During the flight, Fossett faced several problems like losing the propane heaters for his cabin which made the cabin froze during most of the trip, or almost hitting the Ocean's surface due to the failure of a burner.
During February 2000, was performed from Ushuaia in the austral end of South America, the BOA (Ballons sur l'Océan Austral) campaign by French Space Agency CNES and the Laboratoire de Météorologie Dynamique of the CNRS.
The effort used superpressure balloons called BPCL (Ballon Pressurisé de Couche Limite) with a diameter of 2.5 meters and a total weight of 9 kg. They were adapted to perform long flights in the tropical and extra-tropical marine boundary layer, at a mean altitude of 1350 meters above the sea level.
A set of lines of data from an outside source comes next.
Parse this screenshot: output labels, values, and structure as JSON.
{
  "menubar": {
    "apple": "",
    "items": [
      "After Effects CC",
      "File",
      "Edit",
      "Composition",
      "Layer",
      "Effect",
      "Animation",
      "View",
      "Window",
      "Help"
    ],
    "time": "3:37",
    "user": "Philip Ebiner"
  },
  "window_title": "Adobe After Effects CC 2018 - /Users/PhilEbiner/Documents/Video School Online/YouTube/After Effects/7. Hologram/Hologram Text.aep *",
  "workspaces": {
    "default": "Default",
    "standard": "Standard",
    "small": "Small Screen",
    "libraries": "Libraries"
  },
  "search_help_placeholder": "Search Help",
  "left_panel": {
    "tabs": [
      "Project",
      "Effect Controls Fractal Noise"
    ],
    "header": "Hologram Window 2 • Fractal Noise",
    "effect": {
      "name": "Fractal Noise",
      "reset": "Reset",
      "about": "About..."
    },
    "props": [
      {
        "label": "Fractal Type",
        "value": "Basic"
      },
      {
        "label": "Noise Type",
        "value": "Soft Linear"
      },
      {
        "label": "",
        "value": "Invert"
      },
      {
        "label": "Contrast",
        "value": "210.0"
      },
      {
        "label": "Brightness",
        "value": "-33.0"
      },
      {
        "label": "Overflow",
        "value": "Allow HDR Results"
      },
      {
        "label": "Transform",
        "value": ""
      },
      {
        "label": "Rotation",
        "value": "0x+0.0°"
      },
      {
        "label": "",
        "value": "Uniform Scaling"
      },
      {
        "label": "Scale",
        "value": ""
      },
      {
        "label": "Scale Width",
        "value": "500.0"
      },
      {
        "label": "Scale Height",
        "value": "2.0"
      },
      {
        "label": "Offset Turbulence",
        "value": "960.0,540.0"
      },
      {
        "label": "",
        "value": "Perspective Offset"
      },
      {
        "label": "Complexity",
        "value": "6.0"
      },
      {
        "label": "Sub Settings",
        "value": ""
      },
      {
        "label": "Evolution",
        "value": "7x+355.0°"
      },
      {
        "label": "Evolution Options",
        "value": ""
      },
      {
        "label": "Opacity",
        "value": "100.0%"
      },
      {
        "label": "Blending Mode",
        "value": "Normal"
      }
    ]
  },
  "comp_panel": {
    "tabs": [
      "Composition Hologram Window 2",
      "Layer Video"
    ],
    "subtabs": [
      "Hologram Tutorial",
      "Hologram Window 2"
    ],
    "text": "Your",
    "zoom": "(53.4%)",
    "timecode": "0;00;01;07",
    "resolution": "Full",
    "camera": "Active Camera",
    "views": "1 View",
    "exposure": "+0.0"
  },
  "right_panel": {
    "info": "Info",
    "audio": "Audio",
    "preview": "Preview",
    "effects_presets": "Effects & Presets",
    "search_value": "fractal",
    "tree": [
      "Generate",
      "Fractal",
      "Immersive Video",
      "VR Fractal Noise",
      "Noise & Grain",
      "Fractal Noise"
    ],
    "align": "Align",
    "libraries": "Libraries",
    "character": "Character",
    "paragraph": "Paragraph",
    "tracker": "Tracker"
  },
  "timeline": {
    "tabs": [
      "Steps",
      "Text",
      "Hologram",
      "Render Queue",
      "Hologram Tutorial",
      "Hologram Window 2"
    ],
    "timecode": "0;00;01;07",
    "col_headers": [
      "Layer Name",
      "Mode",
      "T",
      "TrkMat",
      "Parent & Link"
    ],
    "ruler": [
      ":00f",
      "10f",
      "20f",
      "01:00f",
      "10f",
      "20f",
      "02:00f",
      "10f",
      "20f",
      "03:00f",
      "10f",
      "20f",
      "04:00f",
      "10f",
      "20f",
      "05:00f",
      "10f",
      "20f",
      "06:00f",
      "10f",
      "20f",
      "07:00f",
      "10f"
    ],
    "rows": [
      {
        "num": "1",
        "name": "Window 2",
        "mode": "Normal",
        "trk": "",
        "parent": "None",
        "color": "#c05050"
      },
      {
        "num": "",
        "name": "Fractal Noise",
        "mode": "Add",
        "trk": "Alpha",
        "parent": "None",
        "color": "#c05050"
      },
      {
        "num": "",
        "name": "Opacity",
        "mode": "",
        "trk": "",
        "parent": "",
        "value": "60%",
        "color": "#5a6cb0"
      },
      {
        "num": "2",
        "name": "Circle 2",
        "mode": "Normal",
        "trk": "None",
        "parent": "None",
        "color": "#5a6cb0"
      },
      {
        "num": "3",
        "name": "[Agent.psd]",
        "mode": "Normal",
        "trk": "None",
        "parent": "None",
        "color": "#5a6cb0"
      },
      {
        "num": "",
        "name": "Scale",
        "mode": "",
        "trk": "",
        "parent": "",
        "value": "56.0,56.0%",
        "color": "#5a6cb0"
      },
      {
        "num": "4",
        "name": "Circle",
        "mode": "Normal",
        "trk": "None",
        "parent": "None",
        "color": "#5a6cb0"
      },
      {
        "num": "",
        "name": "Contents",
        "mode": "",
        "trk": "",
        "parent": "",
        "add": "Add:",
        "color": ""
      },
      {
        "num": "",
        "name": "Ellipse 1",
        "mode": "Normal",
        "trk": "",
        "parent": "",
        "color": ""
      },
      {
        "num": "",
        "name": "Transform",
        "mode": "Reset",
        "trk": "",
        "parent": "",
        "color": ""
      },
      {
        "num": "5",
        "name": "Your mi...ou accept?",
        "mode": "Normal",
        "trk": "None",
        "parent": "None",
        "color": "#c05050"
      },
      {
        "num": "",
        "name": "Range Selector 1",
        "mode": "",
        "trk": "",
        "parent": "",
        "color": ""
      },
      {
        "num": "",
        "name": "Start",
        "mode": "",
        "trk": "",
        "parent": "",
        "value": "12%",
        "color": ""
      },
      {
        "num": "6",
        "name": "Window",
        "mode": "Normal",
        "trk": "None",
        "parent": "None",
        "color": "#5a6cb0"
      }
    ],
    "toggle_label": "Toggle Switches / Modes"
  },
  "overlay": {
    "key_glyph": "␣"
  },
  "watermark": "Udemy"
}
The payload was located inside the balloon and included sensors to measure along their trajectories pressure, temperature, water vapor and wind velocity (through successive GPS positions). The data was collected through the Argos satellite system.
Seven balloons were succesfuly flown from the eight launched.
On this day in 2002, was carried out from ESRANGE the third and last scientific flight of ARCHEOPS, a balloon-borne instrument dedicated to measuring the Cosmic microwave background (CMB) temperature anisotropies. Archeops carried cooled detectors working in four bands in the millimeter domain (143, 217, 353 and 545 GHz) with a high angular resolution (about 15 arcminutes) in order to constrain small anisotropy scales, as well as a large sky coverage fraction (30%) in order to minimize the intrinsic cosmic variance.
After a shortened flight in January due to a failure in the balloon, the instrument was recovered and launched again in February 7. This mission developed flawlessly along the 19 hours of flight obtaining 12.5 hours of CMB-type data (at ceiling altitude and by night). The payload landed in Siberia and was recovered -including the data stored on board- by a Franco-Russian team that worked on the landing site with temperatures as low as -40 degrees Celsius.
As a result the instrument obtained the first polarized maps of the galactic dust emission with that resolution.
On this day in 2007 was performed over the aerial/marine test range of Salto di Quirra in Sardignia, in the Mediterranean sea a stratospheric drop test of the "FTB-1 Castore" model airplane. The craft was one of the two vehicles built under the PRORA-USV (Unmanned Space Vehicle) program which was conceived in 2000 under managment of the Italian Aerospace Research Center (CIRA). These vehicles were key pieces to test and verify advanced functionalities and critical operational aspects of a future Reusable Launch Vehicle (RLV) intended for orbital space missions.
The balloon was launched from the Tortoli/Arbatax airport on 24 February 2007 at 8:30 a.m. reaching the drop zone at an altitude of 20.2 km. At 10:08 the FTB was released when the balloon was located within a huge isolated area restricted to aerial and maritime traffic. The mission ended 22 minutes later with the splash-down of the space vehicle which was recovered by the ship "Tavolara" of the Italian Navy.